When it comes to the sellers, the No. 1 reason travelers offload their tickets may come as a surprise—or not. "Breakups are one of the biggest reasons people can't travel," said Stavreva. "If you've booked the holiday for you and your other half and you break up, you know you're not going to go." But it's not just the suddenly single selling their tickets. "We've had lots of women finding out they're pregnant, so even if the holiday is five months down the line, they know they can't travel," said Stavreva.

In the past, Craigslist and eBay served as the de facto marketplace for unused plane tickets, but these sites are ripe for scams. For example, sellers would collect money, then change the flight back into their own name to sell it again.

By acting as an intermediary, SpareFare and TransferTravel can hold the funds in escrow until a complete transfer of all tickets and reservations has been made, so both parties know they'll get what they're expecting.

Can you sell plane tickets for every airline?

In order to sell your plane tickets, your airline needs to allow complete name changes. Many allow you to do this for a fee between $30 and $200—which you can build into the cost when you sell it. But not all airlines allow this. SpareFare provides a comprehensive list of these airlines and the fees they charge .

SpareFare vs TransferTravel: Which is better?

Both SpareFare and TransferTravel were founded in the past three years. The sites offer similar services, but there are a few key differences worth calling out.

Price

TransferTravel charges a commission of 15% for every sale, which comes out of the total sale price. This commission includes all fees imposed by their payment system, Stripe, so there are no other costs you need to worry about.

For the time being, SpareFare is free. Sellers will only need to pay a 3% to 5% transaction fee levied by PayPal, SpareFare's payment system. This fee comes directly out of the payment price. SpareFare also offers a quick posting feature, where the site will upload and manage the posting on your behalf, but it'll cost you a 10% commission on top of the PayPal fee.

The better deal: SpareFare

Types of tickets

Both SpareFare and TransferTravel allow you to sell airline tickets, hotel reservations and complete vacation packages (if you've booked both hotel and airline reservations through a travel agent). You can also sell travel vouchers, which are the credits issued by airlines if you've ever been bumped from a flight (even if the airline isn't one that allows name changes on tickets).

Typically, reservations or tickets need to be nonrefundable to sell them on either platform, otherwise you could ask for a refund from the airline. But when it comes to hotel reservations, SpareFare has more flexibility. It allows you to sell partially refundable hotel reservations, as long as part of it is nonrefundable. TransferTravel does not. A spokesperson for the company told us that selling partially refundable reservations puts buyers at more risk since sellers could ask the hotel for part of the refund in addition to selling the ticket.

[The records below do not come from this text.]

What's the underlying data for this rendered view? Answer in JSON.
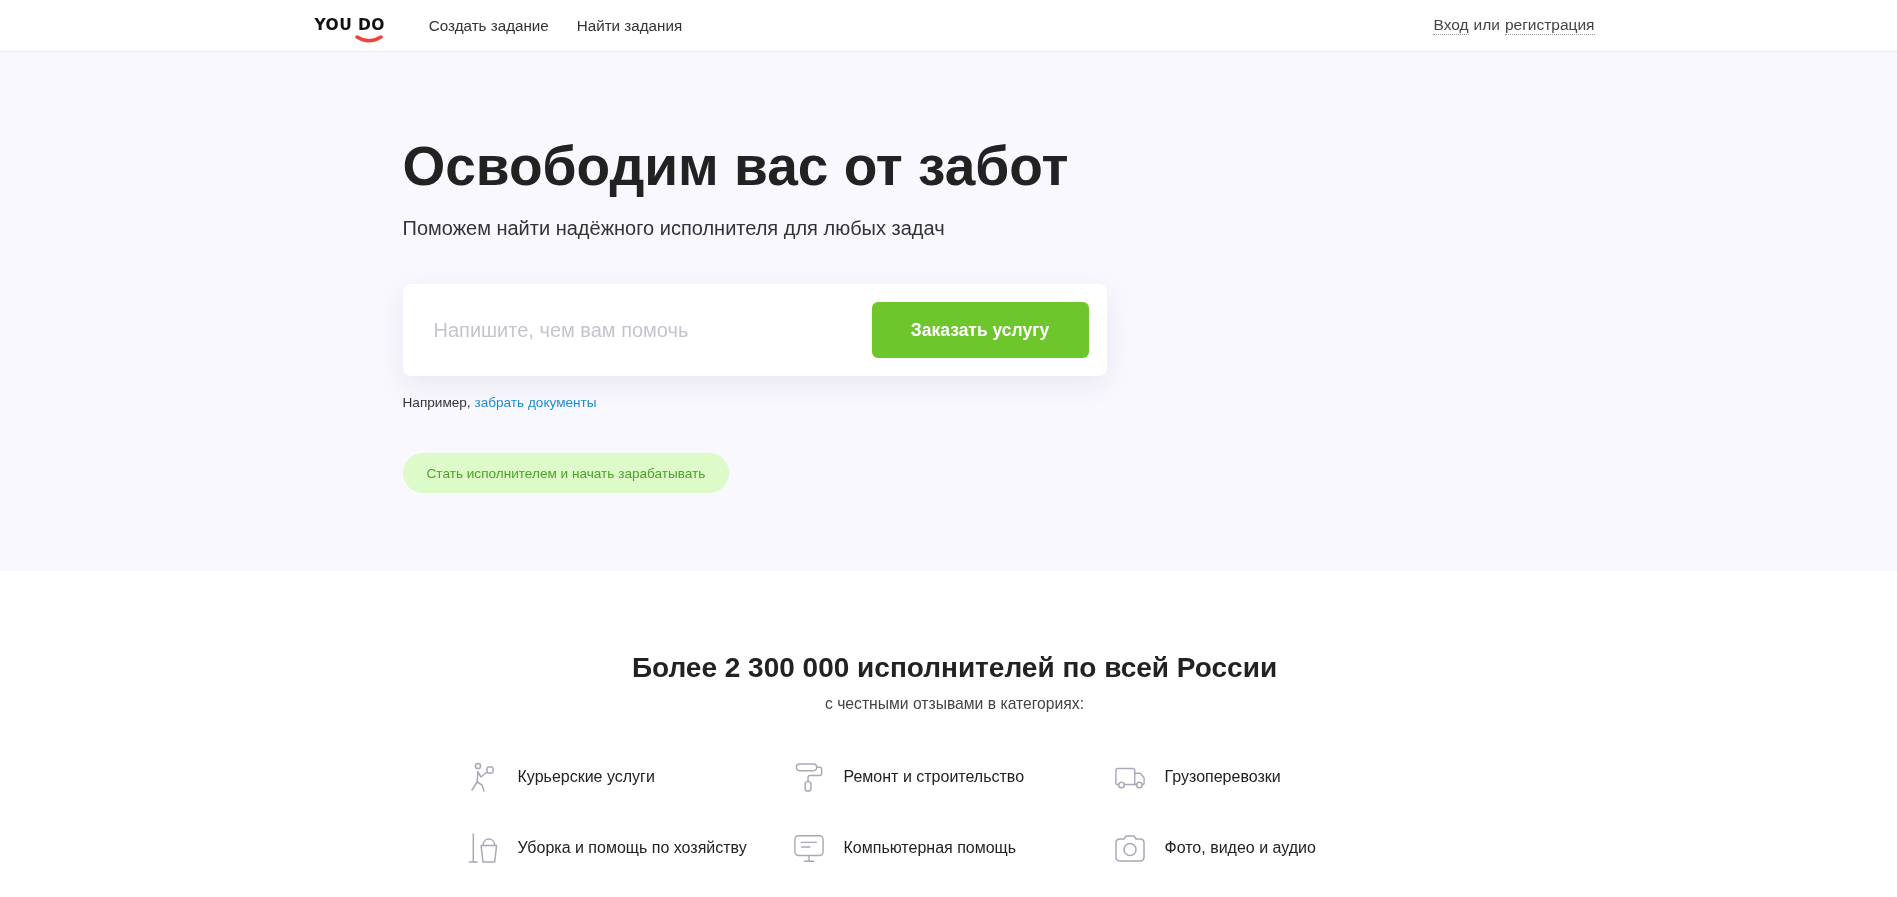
{
  "header": {
    "logo": "YOU DO",
    "nav": [
      {
        "label": "Создать задание"
      },
      {
        "label": "Найти задания"
      }
    ],
    "auth": {
      "login": "Вход",
      "or": "или",
      "register": "регистрация"
    }
  },
  "hero": {
    "title": "Освободим вас от забот",
    "subtitle": "Поможем найти надёжного исполнителя для любых задач",
    "search": {
      "placeholder": "Напишите, чем вам помочь",
      "button": "Заказать услугу"
    },
    "example": {
      "prefix": "Например,",
      "link": "забрать документы"
    },
    "become_worker": "Стать исполнителем и начать зарабатывать"
  },
  "categories_section": {
    "title": "Более 2 300 000 исполнителей по всей России",
    "subtitle": "с честными отзывами в категориях:",
    "categories": [
      {
        "kind": "courier",
        "label": "Курьерские услуги"
      },
      {
        "kind": "repair",
        "label": "Ремонт и строительство"
      },
      {
        "kind": "cargo",
        "label": "Грузоперевозки"
      },
      {
        "kind": "cleaning",
        "label": "Уборка и помощь по хозяйству"
      },
      {
        "kind": "computer",
        "label": "Компьютерная помощь"
      },
      {
        "kind": "photo",
        "label": "Фото, видео и аудио"
      }
    ]
  }
}
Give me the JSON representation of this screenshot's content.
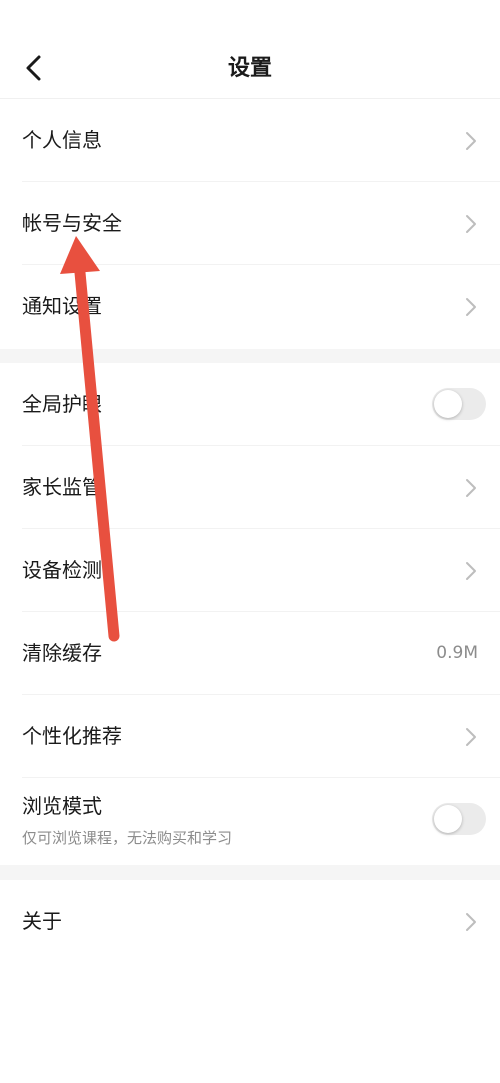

On the other hand, TransferTravel does have a few additional options built into its site that SpareFare doesn't currently offer. Namely, buyers can find railway tickets, festival tickets and cruise reservations. So if you've had to cancel a cruise or a train ride from Bruges to Berlin, TransferTravel is your best bet.

The better deal: TransferTravel

Compared to SpareFare, TransferTravel gives travelers a better sampling of the deals available on its homepage. But if all you really care about is selling your unwanted plane tickets or getting them at a fraction of the cost, you now have two options to do so.

Daniel Caughill

Daniel is a Staff Writer at ValuePenguin, covering insurance, retirement and other personal finance topics. He previously wrote about compliance and best practices for K-12 school districts at Frontline Education.